In many ways, this project is intended to be a mashup of what I consider to be the best features of the two applications, while attempting to make a modifiable and extendable framework that can be embedded in other applications easily.

Features Borg has that Restic is missing

  • Performance Borg generally has way better performance than Restic, in my work load I have personally found this to be to a disturbing extent.
  • Optional/Switchable Encryption Don’t get me wrong, being able to safely store sensitive data on untrusted storage is really nice, but sometimes you really are backing up to trusted storage (e.g. an external hard drive that is already encrypted at the file system or drive level), and double encryption is just extra overhead.
  • Optional/Switchable Compression Restic doesn’t support compression at all, which, in my opinion, makes it a no-go for many workloads

Features Restic has that Borg is missing

  • Switchable Storage Backends This one is a big deal for me. As a home gamer, being able to directly backup my datahoarder levels of files to an unlimited GDrive or the like is a huge deal. This is also the only reason I use Restic for some of my backups
  • Multiple computers writing to the same repository Borg’s repository locking and chunk cache mechanisms make writing to the same repository with multiple computers a huge pain in the ass. Not having all your computers backing up to the same repository decreases deduplication by an extremely large factor and is just generally not good.

Features I want that neither has

  • Tar import and export

    This isn’t entirely true, borg has tar export and is working on tar import, but it lacks one feature that is critical to my workflow, reproducing the same tar file. My work flow involves a program that produces backups as tar files, and when restoring them looks for a special file that must be the first in the tar. I would like the ability to import and export tars and keep the metadata of the tar the same, while still being able to take the tar apart and deduplciate the individual files within it, and use the compression defined by the repository.

  • Good multithreading

    While borg is python based and doesn’t really used threads, restic has multithreading, but in my opinion, doesn’t use it well

Comparison with rdedup

rdedup is a very good tool, but falls sort in several areas for me.

  • No built in directory traversal

    rdedup depends on external tools like tar to make backups.

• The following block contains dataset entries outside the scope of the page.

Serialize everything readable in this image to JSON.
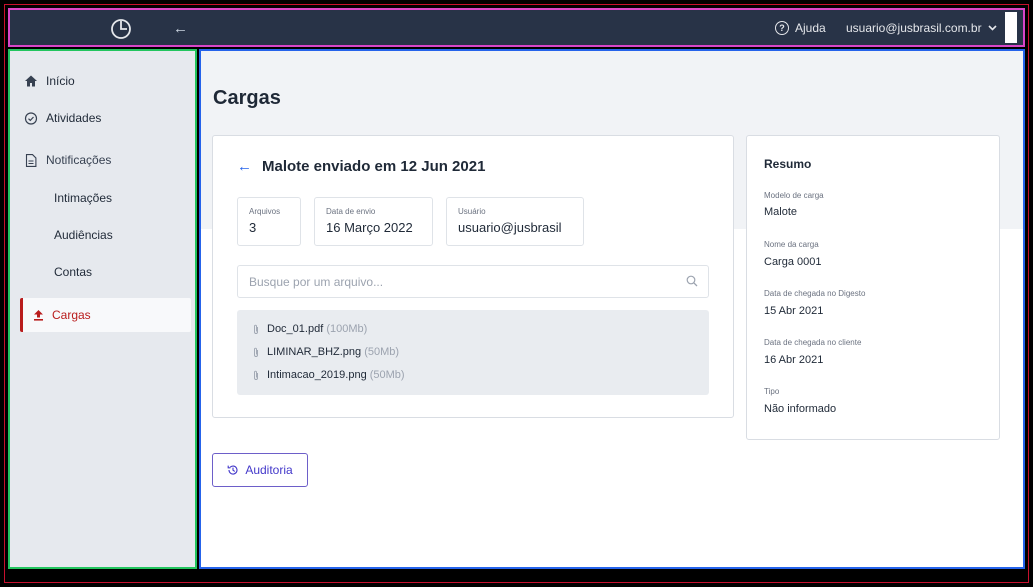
{
  "topbar": {
    "back_arrow": "←",
    "help_label": "Ajuda",
    "help_icon": "help-circle-icon",
    "user_email": "usuario@jusbrasil.com.br",
    "user_chevron": "⌄"
  },
  "sidebar": {
    "items": [
      {
        "label": "Início",
        "icon": "home-icon"
      },
      {
        "label": "Atividades",
        "icon": "check-circle-icon"
      },
      {
        "label": "Notificações",
        "icon": "document-icon"
      },
      {
        "label": "Intimações"
      },
      {
        "label": "Audiências"
      },
      {
        "label": "Contas"
      },
      {
        "label": "Cargas",
        "icon": "upload-icon",
        "active": true
      }
    ]
  },
  "main": {
    "title": "Cargas",
    "card": {
      "back_arrow": "←",
      "title": "Malote enviado em 12 Jun 2021",
      "info": [
        {
          "key": "Arquivos",
          "value": "3"
        },
        {
          "key": "Data de envio",
          "value": "16 Março 2022"
        },
        {
          "key": "Usuário",
          "value": "usuario@jusbrasil"
        }
      ],
      "search_placeholder": "Busque por um arquivo...",
      "files": [
        {
          "name": "Doc_01.pdf",
          "size": "(100Mb)"
        },
        {
          "name": "LIMINAR_BHZ.png",
          "size": "(50Mb)"
        },
        {
          "name": "Intimacao_2019.png",
          "size": "(50Mb)"
        }
      ]
    },
    "summary": {
      "title": "Resumo",
      "fields": [
        {
          "key": "Modelo de carga",
          "value": "Malote"
        },
        {
          "key": "Nome da carga",
          "value": "Carga 0001"
        },
        {
          "key": "Data de chegada no Digesto",
          "value": "15 Abr 2021"
        },
        {
          "key": "Data de chegada no cliente",
          "value": "16 Abr 2021"
        },
        {
          "key": "Tipo",
          "value": "Não informado"
        }
      ]
    },
    "audit_button": "Auditoria"
  },
  "colors": {
    "topbar": "#283347",
    "accent_active": "#b91c1c",
    "link_blue": "#2563eb",
    "button_purple": "#4338ca"
  }
}
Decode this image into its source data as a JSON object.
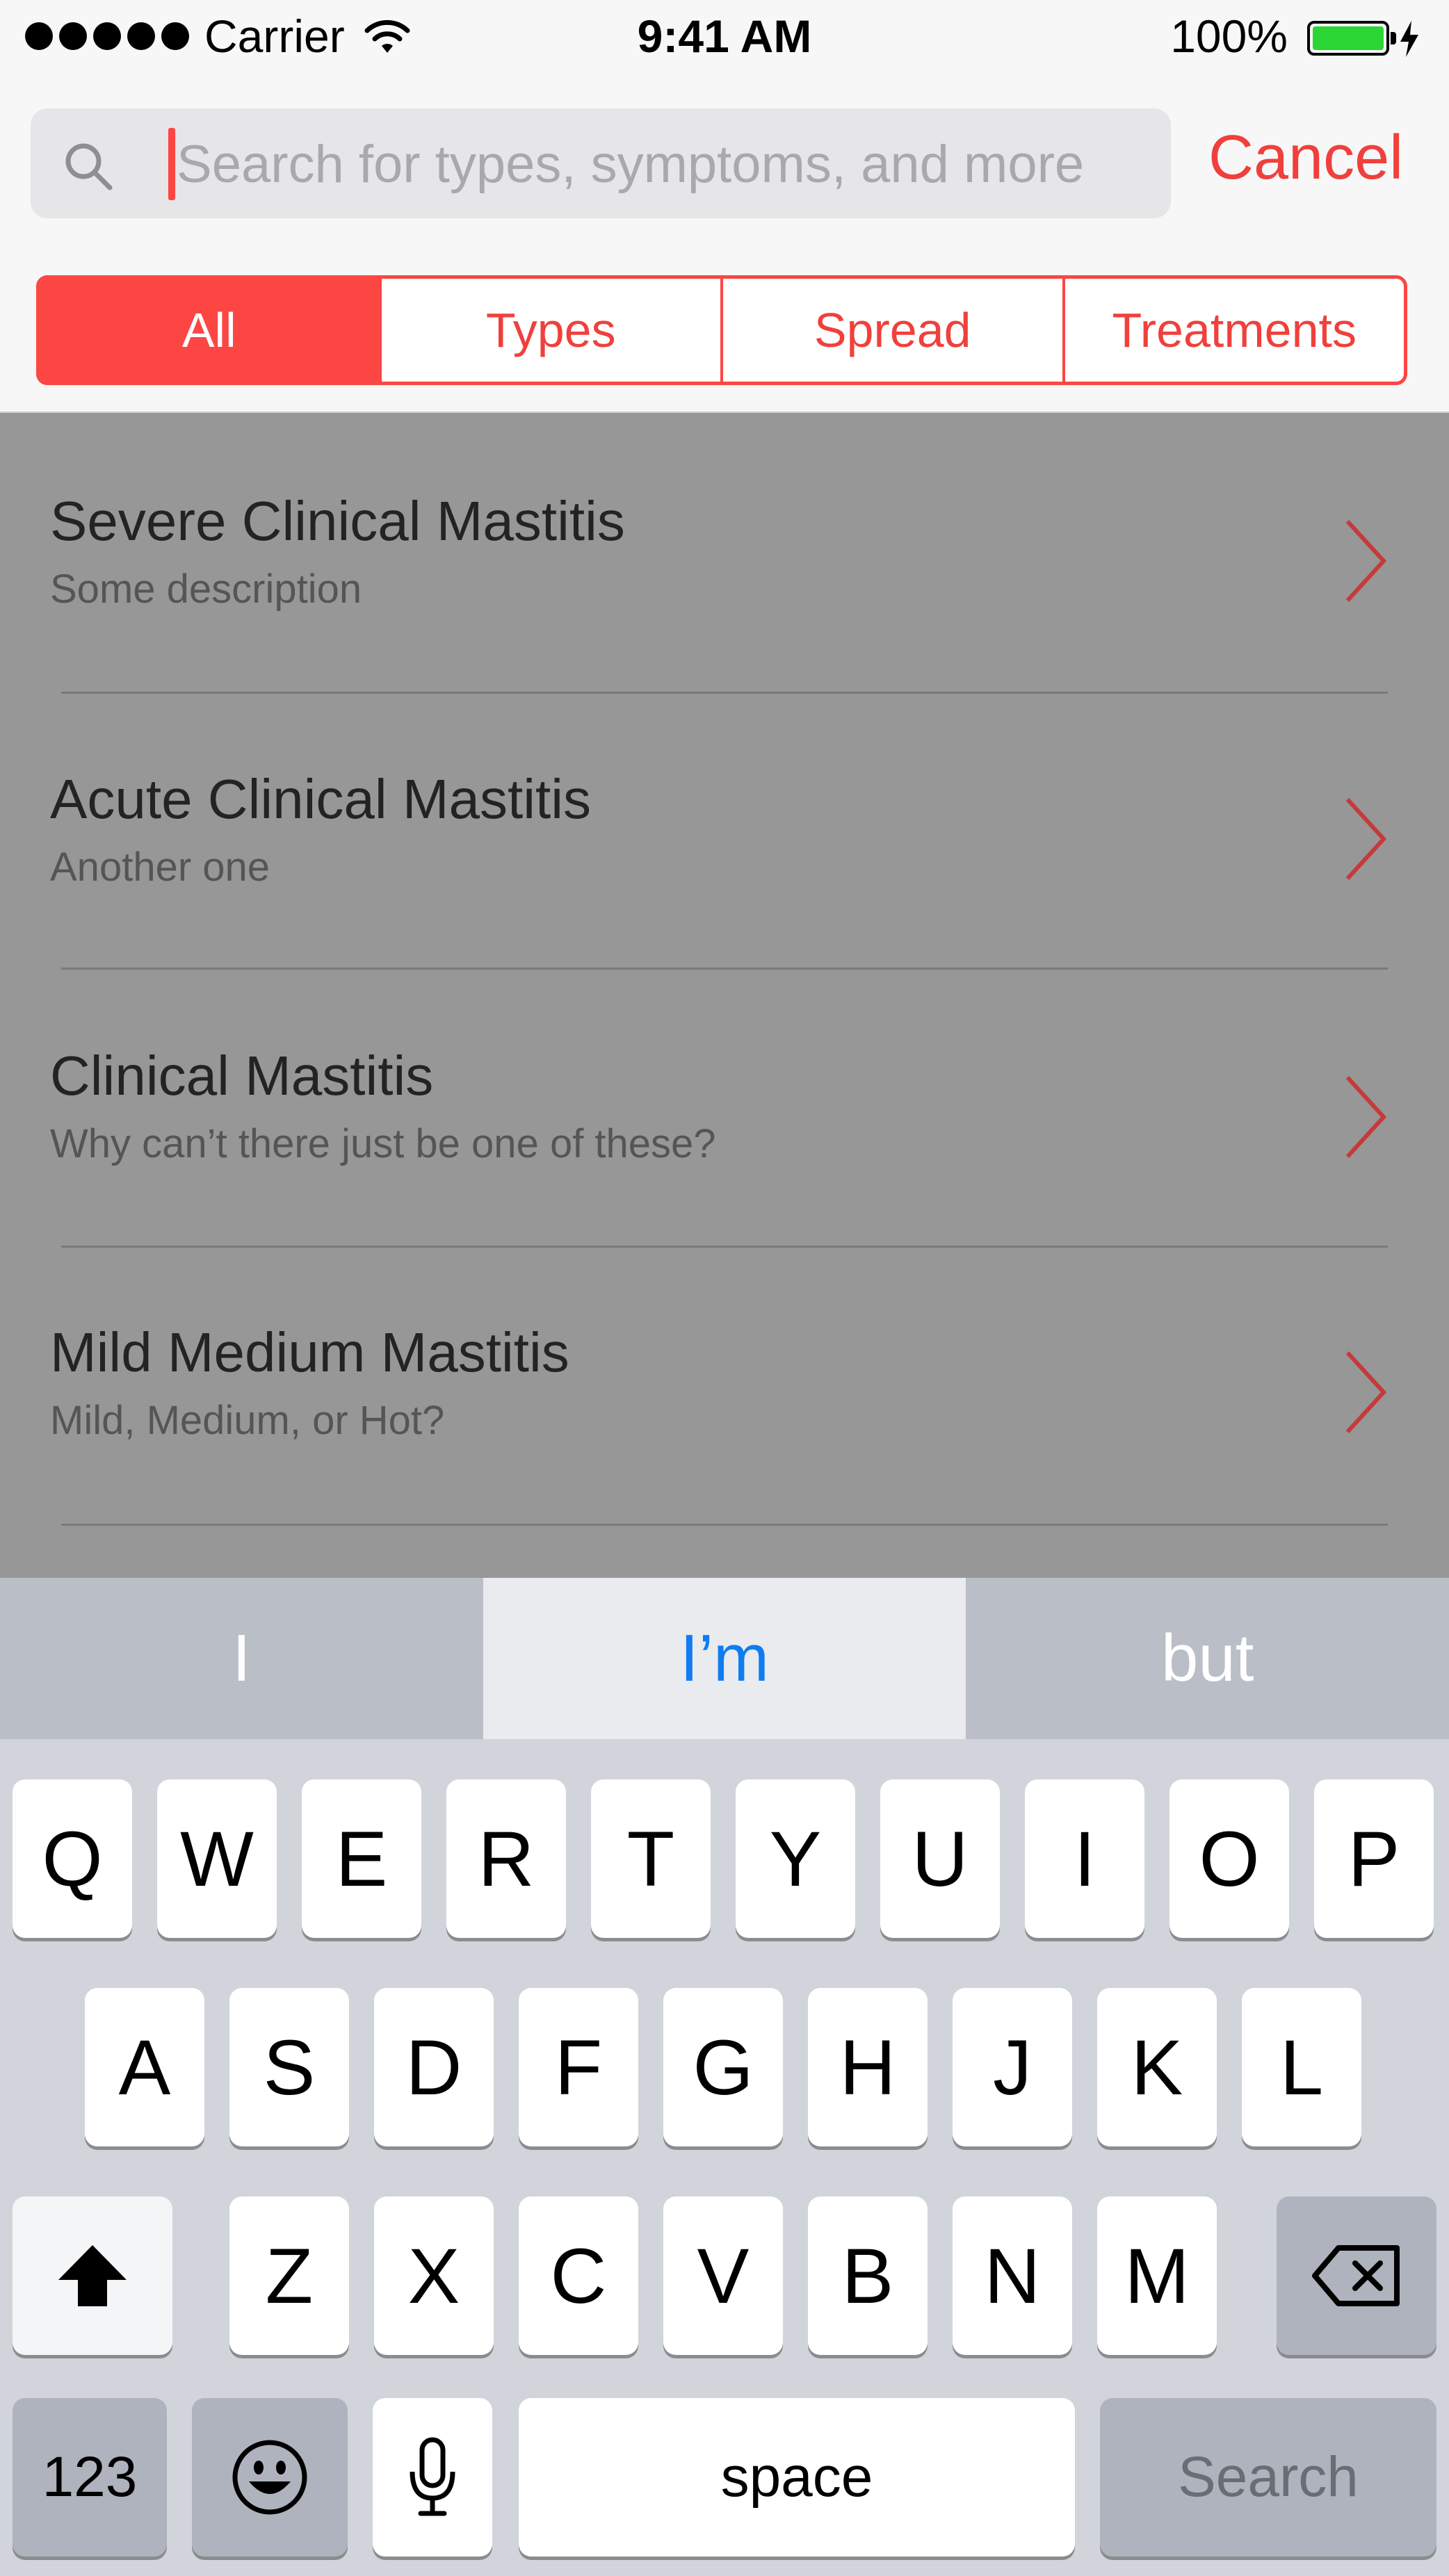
{
  "status_bar": {
    "carrier": "Carrier",
    "time": "9:41 AM",
    "battery": "100%"
  },
  "search": {
    "placeholder": "Search for types, symptoms, and more",
    "value": "",
    "cancel_label": "Cancel"
  },
  "segments": [
    {
      "label": "All",
      "selected": true
    },
    {
      "label": "Types",
      "selected": false
    },
    {
      "label": "Spread",
      "selected": false
    },
    {
      "label": "Treatments",
      "selected": false
    }
  ],
  "results": [
    {
      "title": "Severe Clinical Mastitis",
      "subtitle": "Some description"
    },
    {
      "title": "Acute Clinical Mastitis",
      "subtitle": "Another one"
    },
    {
      "title": "Clinical Mastitis",
      "subtitle": "Why can’t there just be one of these?"
    },
    {
      "title": "Mild Medium Mastitis",
      "subtitle": "Mild, Medium, or Hot?"
    }
  ],
  "keyboard": {
    "predictions": [
      "I",
      "I’m",
      "but"
    ],
    "row1": [
      "Q",
      "W",
      "E",
      "R",
      "T",
      "Y",
      "U",
      "I",
      "O",
      "P"
    ],
    "row2": [
      "A",
      "S",
      "D",
      "F",
      "G",
      "H",
      "J",
      "K",
      "L"
    ],
    "row3": [
      "Z",
      "X",
      "C",
      "V",
      "B",
      "N",
      "M"
    ],
    "numbers_label": "123",
    "space_label": "space",
    "search_label": "Search"
  },
  "colors": {
    "accent": "#fc4644",
    "battery": "#2bd634",
    "prediction_highlight": "#0f7cf2"
  }
}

In my experience this makes for a poor deduplication rate compared to borg in my workflow.

  • No current support for cloud backends

    This one is almost cheating because asuran does not currently have support for cloud backends, but asuran was designed from the ground up to be storage-agnostic.

  • No intelligent chunking

    rdedup has good support for choosing from a few good content defined slicers, but lacks the framework for intelligent slicing of known data types, such as disk images that can be sliced blockwise, or intelligent picking apart of backups emitted by other applications in a way to maximize deduplication.

  • Little/no integration support

    This complaint also somewhat applies to borg and restic, but to a lesser extent. libasuran is designed to be called into from other applications, such as a carbonite style automatic backup utility, allowing the easy creation of end user friendly applications that support the full suite of asuran features.



The compression level used is also included in this tag, regardless of if it is needed or not.


Currently 250kB by default


Currently 250 segments per folder by default


A name can be any arbitrary string, and does not need to be unique.